__Aim of the exercise__. Down to the last line, repeat the data below exactly.

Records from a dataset
__________

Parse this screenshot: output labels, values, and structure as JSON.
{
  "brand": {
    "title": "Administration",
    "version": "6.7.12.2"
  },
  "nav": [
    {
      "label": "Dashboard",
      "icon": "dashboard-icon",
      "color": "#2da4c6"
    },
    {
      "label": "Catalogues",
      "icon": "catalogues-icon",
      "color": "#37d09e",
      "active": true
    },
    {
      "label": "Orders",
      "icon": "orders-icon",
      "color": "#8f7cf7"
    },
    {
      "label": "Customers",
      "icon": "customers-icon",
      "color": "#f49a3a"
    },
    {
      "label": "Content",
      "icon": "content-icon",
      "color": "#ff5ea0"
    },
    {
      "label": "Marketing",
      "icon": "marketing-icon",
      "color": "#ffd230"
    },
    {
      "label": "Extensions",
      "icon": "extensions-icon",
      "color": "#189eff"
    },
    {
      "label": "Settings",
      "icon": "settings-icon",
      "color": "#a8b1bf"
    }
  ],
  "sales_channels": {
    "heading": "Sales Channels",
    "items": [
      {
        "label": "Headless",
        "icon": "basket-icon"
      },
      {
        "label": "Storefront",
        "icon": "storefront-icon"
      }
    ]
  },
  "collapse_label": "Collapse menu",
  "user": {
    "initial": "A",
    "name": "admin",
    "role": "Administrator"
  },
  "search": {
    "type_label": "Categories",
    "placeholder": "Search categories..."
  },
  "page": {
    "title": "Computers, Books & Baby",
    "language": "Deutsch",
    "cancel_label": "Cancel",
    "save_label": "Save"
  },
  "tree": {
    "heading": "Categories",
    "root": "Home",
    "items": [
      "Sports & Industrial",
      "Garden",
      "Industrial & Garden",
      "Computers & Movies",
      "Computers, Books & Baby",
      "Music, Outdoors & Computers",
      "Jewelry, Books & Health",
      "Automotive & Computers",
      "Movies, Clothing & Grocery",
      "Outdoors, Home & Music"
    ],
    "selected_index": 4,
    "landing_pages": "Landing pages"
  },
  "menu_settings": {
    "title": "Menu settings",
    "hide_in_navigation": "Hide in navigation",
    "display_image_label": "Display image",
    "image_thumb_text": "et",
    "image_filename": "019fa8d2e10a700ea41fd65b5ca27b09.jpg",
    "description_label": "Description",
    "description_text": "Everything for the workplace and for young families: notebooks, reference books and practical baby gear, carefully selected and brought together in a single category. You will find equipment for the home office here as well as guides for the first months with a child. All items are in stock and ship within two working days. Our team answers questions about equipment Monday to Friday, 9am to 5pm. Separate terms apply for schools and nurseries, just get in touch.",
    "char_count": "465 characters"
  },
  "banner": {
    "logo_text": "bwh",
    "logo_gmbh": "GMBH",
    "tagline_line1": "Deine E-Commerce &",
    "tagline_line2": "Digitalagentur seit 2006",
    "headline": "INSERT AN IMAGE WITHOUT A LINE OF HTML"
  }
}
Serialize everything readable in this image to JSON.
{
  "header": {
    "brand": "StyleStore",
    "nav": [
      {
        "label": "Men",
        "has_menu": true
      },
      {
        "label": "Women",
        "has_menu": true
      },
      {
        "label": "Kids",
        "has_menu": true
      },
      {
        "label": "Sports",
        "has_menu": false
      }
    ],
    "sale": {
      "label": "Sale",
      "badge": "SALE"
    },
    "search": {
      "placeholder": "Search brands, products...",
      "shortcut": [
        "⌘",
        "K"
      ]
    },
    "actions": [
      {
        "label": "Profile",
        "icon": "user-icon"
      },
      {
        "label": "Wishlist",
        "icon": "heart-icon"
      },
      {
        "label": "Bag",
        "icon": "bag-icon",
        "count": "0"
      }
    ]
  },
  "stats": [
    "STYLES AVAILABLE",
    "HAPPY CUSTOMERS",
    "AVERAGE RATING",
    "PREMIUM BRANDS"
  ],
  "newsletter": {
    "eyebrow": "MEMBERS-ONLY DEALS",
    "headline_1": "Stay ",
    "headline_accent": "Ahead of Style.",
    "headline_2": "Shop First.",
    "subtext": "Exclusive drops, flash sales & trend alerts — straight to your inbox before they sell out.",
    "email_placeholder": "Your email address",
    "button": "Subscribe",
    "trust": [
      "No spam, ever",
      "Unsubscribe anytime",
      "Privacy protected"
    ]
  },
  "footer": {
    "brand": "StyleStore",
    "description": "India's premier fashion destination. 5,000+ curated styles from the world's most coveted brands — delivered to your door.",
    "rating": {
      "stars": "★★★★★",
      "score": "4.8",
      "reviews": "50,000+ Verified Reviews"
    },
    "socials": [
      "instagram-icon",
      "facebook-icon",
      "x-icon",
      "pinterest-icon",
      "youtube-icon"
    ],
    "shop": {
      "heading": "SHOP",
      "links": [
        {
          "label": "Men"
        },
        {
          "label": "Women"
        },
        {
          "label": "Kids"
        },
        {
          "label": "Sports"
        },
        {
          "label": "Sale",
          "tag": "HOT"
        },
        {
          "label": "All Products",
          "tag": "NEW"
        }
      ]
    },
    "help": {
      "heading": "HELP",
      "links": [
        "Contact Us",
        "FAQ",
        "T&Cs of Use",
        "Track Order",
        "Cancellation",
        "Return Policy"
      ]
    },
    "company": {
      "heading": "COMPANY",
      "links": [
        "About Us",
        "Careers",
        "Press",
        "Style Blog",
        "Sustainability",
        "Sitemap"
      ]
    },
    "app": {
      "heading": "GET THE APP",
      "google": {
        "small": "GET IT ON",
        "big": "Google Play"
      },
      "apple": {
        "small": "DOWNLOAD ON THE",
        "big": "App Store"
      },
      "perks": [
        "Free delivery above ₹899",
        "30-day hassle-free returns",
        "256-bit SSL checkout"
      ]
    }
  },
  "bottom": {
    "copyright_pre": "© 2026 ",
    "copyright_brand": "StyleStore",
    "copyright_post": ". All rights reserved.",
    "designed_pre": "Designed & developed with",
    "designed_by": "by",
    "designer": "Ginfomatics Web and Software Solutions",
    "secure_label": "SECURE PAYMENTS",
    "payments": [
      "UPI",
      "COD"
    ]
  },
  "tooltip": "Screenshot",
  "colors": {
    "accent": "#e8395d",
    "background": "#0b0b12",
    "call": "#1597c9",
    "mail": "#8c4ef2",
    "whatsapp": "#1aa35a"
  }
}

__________

__Answer to the exercise__.
Parse this screenshot: output labels, values, and structure as JSON.
{
  "brand": {
    "title": "Administration",
    "version": "6.7.12.2"
  },
  "nav": [
    {
      "label": "Dashboard",
      "icon": "dashboard-icon",
      "color": "#2da4c6"
    },
    {
      "label": "Catalogues",
      "icon": "catalogues-icon",
      "color": "#37d09e",
      "active": true
    },
    {
      "label": "Orders",
      "icon": "orders-icon",
      "color": "#8f7cf7"
    },
    {
      "label": "Customers",
      "icon": "customers-icon",
      "color": "#f49a3a"
    },
    {
      "label": "Content",
      "icon": "content-icon",
      "color": "#ff5ea0"
    },
    {
      "label": "Marketing",
      "icon": "marketing-icon",
      "color": "#ffd230"
    },
    {
      "label": "Extensions",
      "icon": "extensions-icon",
      "color": "#189eff"
    },
    {
      "label": "Settings",
      "icon": "settings-icon",
      "color": "#a8b1bf"
    }
  ],
  "sales_channels": {
    "heading": "Sales Channels",
    "items": [
      {
        "label": "Headless",
        "icon": "basket-icon"
      },
      {
        "label": "Storefront",
        "icon": "storefront-icon"
      }
    ]
  },
  "collapse_label": "Collapse menu",
  "user": {
    "initial": "A",
    "name": "admin",
    "role": "Administrator"
  },
  "search": {
    "type_label": "Categories",
    "placeholder": "Search categories..."
  },
  "page": {
    "title": "Computers, Books & Baby",
    "language": "Deutsch",
    "cancel_label": "Cancel",
    "save_label": "Save"
  },
  "tree": {
    "heading": "Categories",
    "root": "Home",
    "items": [
      "Sports & Industrial",
      "Garden",
      "Industrial & Garden",
      "Computers & Movies",
      "Computers, Books & Baby",
      "Music, Outdoors & Computers",
      "Jewelry, Books & Health",
      "Automotive & Computers",
      "Movies, Clothing & Grocery",
      "Outdoors, Home & Music"
    ],
    "selected_index": 4,
    "landing_pages": "Landing pages"
  },
  "menu_settings": {
    "title": "Menu settings",
    "hide_in_navigation": "Hide in navigation",
    "display_image_label": "Display image",
    "image_thumb_text": "et",
    "image_filename": "019fa8d2e10a700ea41fd65b5ca27b09.jpg",
    "description_label": "Description",
    "description_text": "Everything for the workplace and for young families: notebooks, reference books and practical baby gear, carefully selected and brought together in a single category. You will find equipment for the home office here as well as guides for the first months with a child. All items are in stock and ship within two working days. Our team answers questions about equipment Monday to Friday, 9am to 5pm. Separate terms apply for schools and nurseries, just get in touch.",
    "char_count": "465 characters"
  },
  "banner": {
    "logo_text": "bwh",
    "logo_gmbh": "GMBH",
    "tagline_line1": "Deine E-Commerce &",
    "tagline_line2": "Digitalagentur seit 2006",
    "headline": "INSERT AN IMAGE WITHOUT A LINE OF HTML"
  }
}
Serialize everything readable in this image to JSON.
{
  "header": {
    "brand": "StyleStore",
    "nav": [
      {
        "label": "Men",
        "has_menu": true
      },
      {
        "label": "Women",
        "has_menu": true
      },
      {
        "label": "Kids",
        "has_menu": true
      },
      {
        "label": "Sports",
        "has_menu": false
      }
    ],
    "sale": {
      "label": "Sale",
      "badge": "SALE"
    },
    "search": {
      "placeholder": "Search brands, products...",
      "shortcut": [
        "⌘",
        "K"
      ]
    },
    "actions": [
      {
        "label": "Profile",
        "icon": "user-icon"
      },
      {
        "label": "Wishlist",
        "icon": "heart-icon"
      },
      {
        "label": "Bag",
        "icon": "bag-icon",
        "count": "0"
      }
    ]
  },
  "stats": [
    "STYLES AVAILABLE",
    "HAPPY CUSTOMERS",
    "AVERAGE RATING",
    "PREMIUM BRANDS"
  ],
  "newsletter": {
    "eyebrow": "MEMBERS-ONLY DEALS",
    "headline_1": "Stay ",
    "headline_accent": "Ahead of Style.",
    "headline_2": "Shop First.",
    "subtext": "Exclusive drops, flash sales & trend alerts — straight to your inbox before they sell out.",
    "email_placeholder": "Your email address",
    "button": "Subscribe",
    "trust": [
      "No spam, ever",
      "Unsubscribe anytime",
      "Privacy protected"
    ]
  },
  "footer": {
    "brand": "StyleStore",
    "description": "India's premier fashion destination. 5,000+ curated styles from the world's most coveted brands — delivered to your door.",
    "rating": {
      "stars": "★★★★★",
      "score": "4.8",
      "reviews": "50,000+ Verified Reviews"
    },
    "socials": [
      "instagram-icon",
      "facebook-icon",
      "x-icon",
      "pinterest-icon",
      "youtube-icon"
    ],
    "shop": {
      "heading": "SHOP",
      "links": [
        {
          "label": "Men"
        },
        {
          "label": "Women"
        },
        {
          "label": "Kids"
        },
        {
          "label": "Sports"
        },
        {
          "label": "Sale",
          "tag": "HOT"
        },
        {
          "label": "All Products",
          "tag": "NEW"
        }
      ]
    },
    "help": {
      "heading": "HELP",
      "links": [
        "Contact Us",
        "FAQ",
        "T&Cs of Use",
        "Track Order",
        "Cancellation",
        "Return Policy"
      ]
    },
    "company": {
      "heading": "COMPANY",
      "links": [
        "About Us",
        "Careers",
        "Press",
        "Style Blog",
        "Sustainability",
        "Sitemap"
      ]
    },
    "app": {
      "heading": "GET THE APP",
      "google": {
        "small": "GET IT ON",
        "big": "Google Play"
      },
      "apple": {
        "small": "DOWNLOAD ON THE",
        "big": "App Store"
      },
      "perks": [
        "Free delivery above ₹899",
        "30-day hassle-free returns",
        "256-bit SSL checkout"
      ]
    }
  },
  "bottom": {
    "copyright_pre": "© 2026 ",
    "copyright_brand": "StyleStore",
    "copyright_post": ". All rights reserved.",
    "designed_pre": "Designed & developed with",
    "designed_by": "by",
    "designer": "Ginfomatics Web and Software Solutions",
    "secure_label": "SECURE PAYMENTS",
    "payments": [
      "UPI",
      "COD"
    ]
  },
  "tooltip": "Screenshot",
  "colors": {
    "accent": "#e8395d",
    "background": "#0b0b12",
    "call": "#1597c9",
    "mail": "#8c4ef2",
    "whatsapp": "#1aa35a"
  }
}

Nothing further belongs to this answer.